John and Ruth Carter’s generous donation will support faculty and students
The UND Harold Hamm School of Geology & Geological Engineering, within the College of Engineering & Mines (CEM), has received a $1 million gift from the late John Carter, a 1959 UND grad, and his late wife, Ruth.
Their gift will establish the “Drs. John and Ruth Carter Endowment,” the revenue from which will be used to create the Geology & Geological Engineering Students and Faculty Excellence Fund. The endowment will promote excellence among faculty and students who major in geology or geological engineering through activities such as field trips, experiential learning and professional development.
CEM Dean Hesham El-Rewini says he is humbled by the Carters’ generosity.
“We are so thankful to Dr. John and Dr. Ruth Carter for their legacy gift that will help the Harold Hamm School of Geology & Geological Engineering continue to promote excellence,” El-Rewini said. “I am very proud of Dr. John Carter’s accomplishments during his rich life journey.”
John Carter, a Sisseton, S.D., native, received his bachelor’s degree in geology from UND in 1959 and his Ph.D. from the University of Cincinnati in 1966. During his 27 years as a curator of invertebrate paleontology at the Carnegie Museum of Natural History in Washington, D.C., he named more than 130 new species and 40 new genera. He enjoyed many explorations and archaeological digs throughout his career as a paleontologist and is world-renowned for his research on the 350 million-year-old-fossil brachiopods. He also wrote several books.
Ruth Carter earned a Ph.D. in history from the University of Pittsburgh. She spent most of her career working for the University Library System and concluded her professional endeavors as head of the Archives Service Center and curator of historical collection at University of Pittsburgh. She also authored and co-authored many books and articles on cataloging and classification.
John Carter was recognized by the UND College of Engineering & Mines in 2006 when he was the honored recipient of the Arthur Gray Leonard Award.
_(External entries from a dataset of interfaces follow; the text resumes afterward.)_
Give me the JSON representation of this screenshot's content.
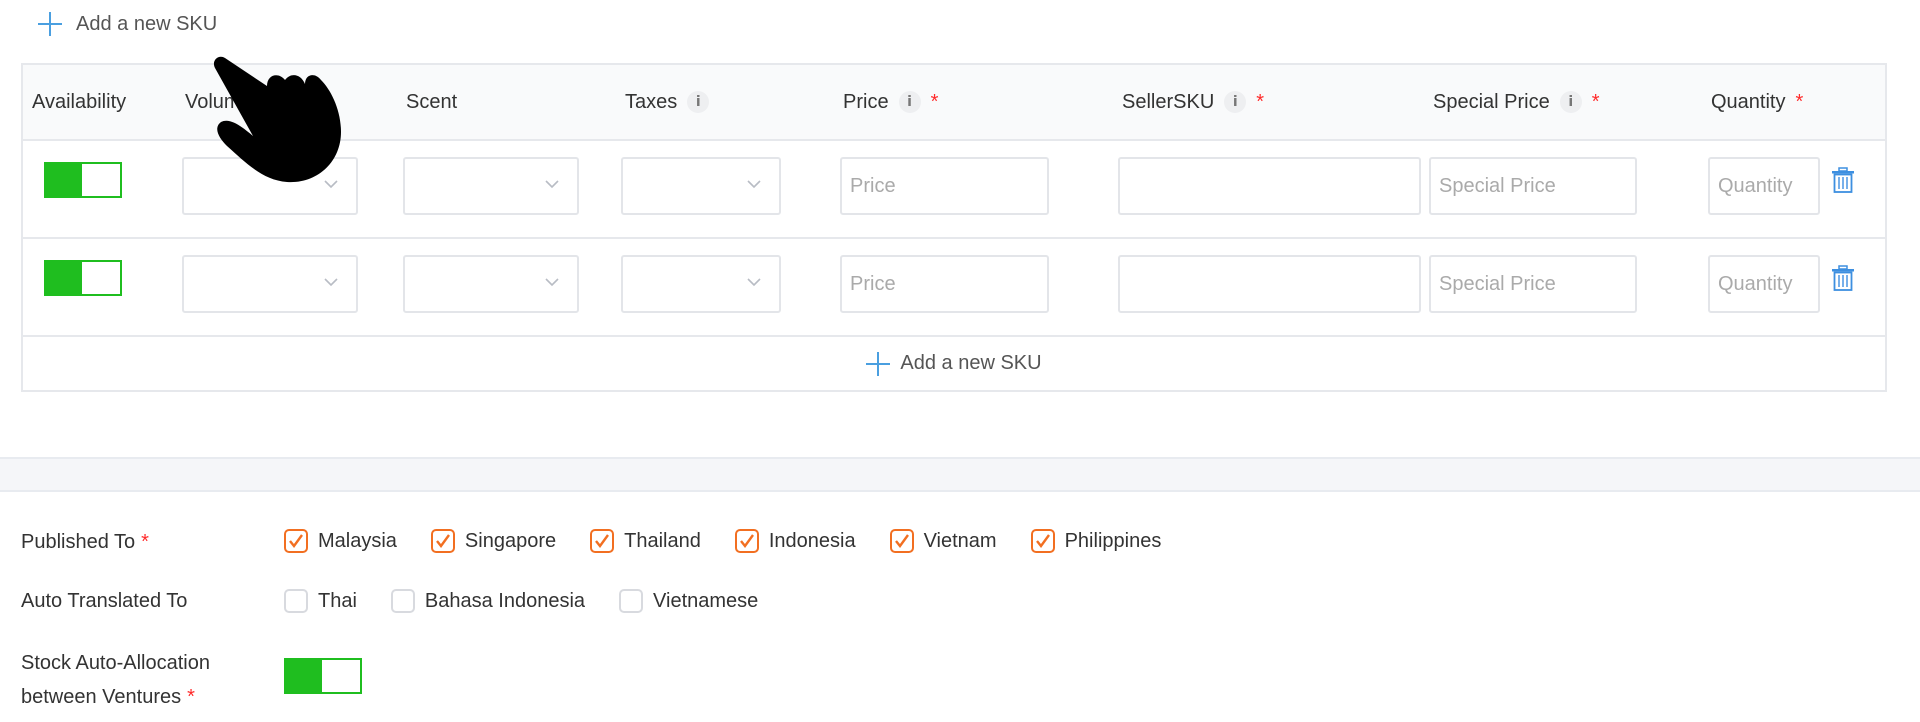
{
  "top_action": {
    "icon": "plus-icon",
    "label": "Add a new SKU"
  },
  "sku_table": {
    "columns": [
      {
        "label": "Availability",
        "info": false,
        "required": false
      },
      {
        "label": "Volume",
        "info": false,
        "required": false
      },
      {
        "label": "Scent",
        "info": false,
        "required": false
      },
      {
        "label": "Taxes",
        "info": true,
        "required": false
      },
      {
        "label": "Price",
        "info": true,
        "required": true
      },
      {
        "label": "SellerSKU",
        "info": true,
        "required": true
      },
      {
        "label": "Special Price",
        "info": true,
        "required": true
      },
      {
        "label": "Quantity",
        "info": false,
        "required": true
      }
    ],
    "info_glyph": "i",
    "required_mark": "*",
    "rows": [
      {
        "availability": true,
        "volume": "",
        "scent": "",
        "taxes": "",
        "price": "",
        "seller_sku": "",
        "special_price": "",
        "quantity": ""
      },
      {
        "availability": true,
        "volume": "",
        "scent": "",
        "taxes": "",
        "price": "",
        "seller_sku": "",
        "special_price": "",
        "quantity": ""
      }
    ],
    "placeholders": {
      "price": "Price",
      "special_price": "Special Price",
      "quantity": "Quantity"
    },
    "footer_action": {
      "icon": "plus-icon",
      "label": "Add a new SKU"
    }
  },
  "publish": {
    "published_to": {
      "label": "Published To",
      "required_mark": "*",
      "options": [
        {
          "label": "Malaysia",
          "checked": true
        },
        {
          "label": "Singapore",
          "checked": true
        },
        {
          "label": "Thailand",
          "checked": true
        },
        {
          "label": "Indonesia",
          "checked": true
        },
        {
          "label": "Vietnam",
          "checked": true
        },
        {
          "label": "Philippines",
          "checked": true
        }
      ]
    },
    "auto_translated_to": {
      "label": "Auto Translated To",
      "options": [
        {
          "label": "Thai",
          "checked": false
        },
        {
          "label": "Bahasa Indonesia",
          "checked": false
        },
        {
          "label": "Vietnamese",
          "checked": false
        }
      ]
    },
    "stock_allocation": {
      "label_line1": "Stock Auto-Allocation",
      "label_line2": "between Ventures",
      "required_mark": "*",
      "enabled": true
    }
  },
  "colors": {
    "accent": "#4a9fe0",
    "toggle_on": "#1fbe1f",
    "checkbox_checked": "#f26f21",
    "required": "#ff2a2a"
  }
}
The award recognizes outstanding achievement in geosciences in research, technical studies and projects applied to societal needs, teaching, educational development or leadership in conservation of earth’s resources and environment.
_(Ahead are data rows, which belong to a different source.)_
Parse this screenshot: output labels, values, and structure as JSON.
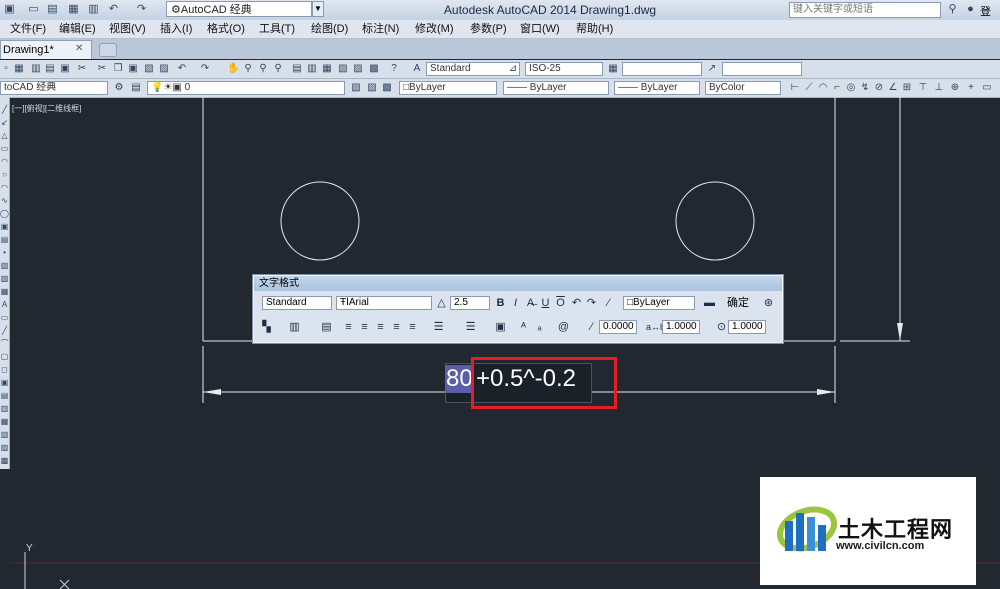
{
  "title_bar": {
    "workspace": "AutoCAD 经典",
    "app_title": "Autodesk AutoCAD 2014    Drawing1.dwg",
    "search_placeholder": "键入关键字或短语",
    "login_label": "登录"
  },
  "menu": [
    "文件(F)",
    "编辑(E)",
    "视图(V)",
    "插入(I)",
    "格式(O)",
    "工具(T)",
    "绘图(D)",
    "标注(N)",
    "修改(M)",
    "参数(P)",
    "窗口(W)",
    "帮助(H)"
  ],
  "tabs": {
    "document": "Drawing1*",
    "close": "✕"
  },
  "toolbar1": {
    "text_style": "Standard",
    "dim_style": "ISO-25"
  },
  "toolbar2": {
    "workspace": "toCAD 经典",
    "layer": "0",
    "color": "ByLayer",
    "linetype": "ByLayer",
    "lineweight": "ByLayer",
    "plot_style": "ByColor"
  },
  "viewport_label": "[一][俯视][二维线框]",
  "text_formatting": {
    "title": "文字格式",
    "style": "Standard",
    "font": "Arial",
    "height": "2.5",
    "color": "ByLayer",
    "ok_label": "确定",
    "oblique": "0.0000",
    "tracking": "1.0000",
    "width_factor": "1.0000"
  },
  "editor_text": {
    "selected": "80",
    "rest": "+0.5^-0.2"
  },
  "ucs": {
    "y_label": "Y"
  },
  "watermark": {
    "title": "土木工程网",
    "url": "www.civilcn.com"
  },
  "colors": {
    "canvas": "#212830",
    "highlight": "#e41e27",
    "selection": "#5b5ea8"
  }
}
Christin Wengert, the Carters’ niece and spokesperson for the couple, said her aunt and uncle were extremely kind and giving people who loved supporting the causes important to them.
“They believed in higher education and learning and were very philanthropic,” Wengert said. “They felt honored to give back to higher education.”
Robin Turner, director of development for the UND College of Engineering & Mines said, “I am continually humbled by the generosity of our alumni. We are honored and deeply grateful for this gift to the College of Engineering & Mines. This gift will ensure that future generations of students will have new and exciting opportunities to explore and make discoveries just as the Carters did.”
About the author:
Milo Smith is the Senior Director of Public Relations for the UND Alumni Asssocation & Foundation. For more information, contact Smith at milos@UNDalumni.net, or 701.777.0831.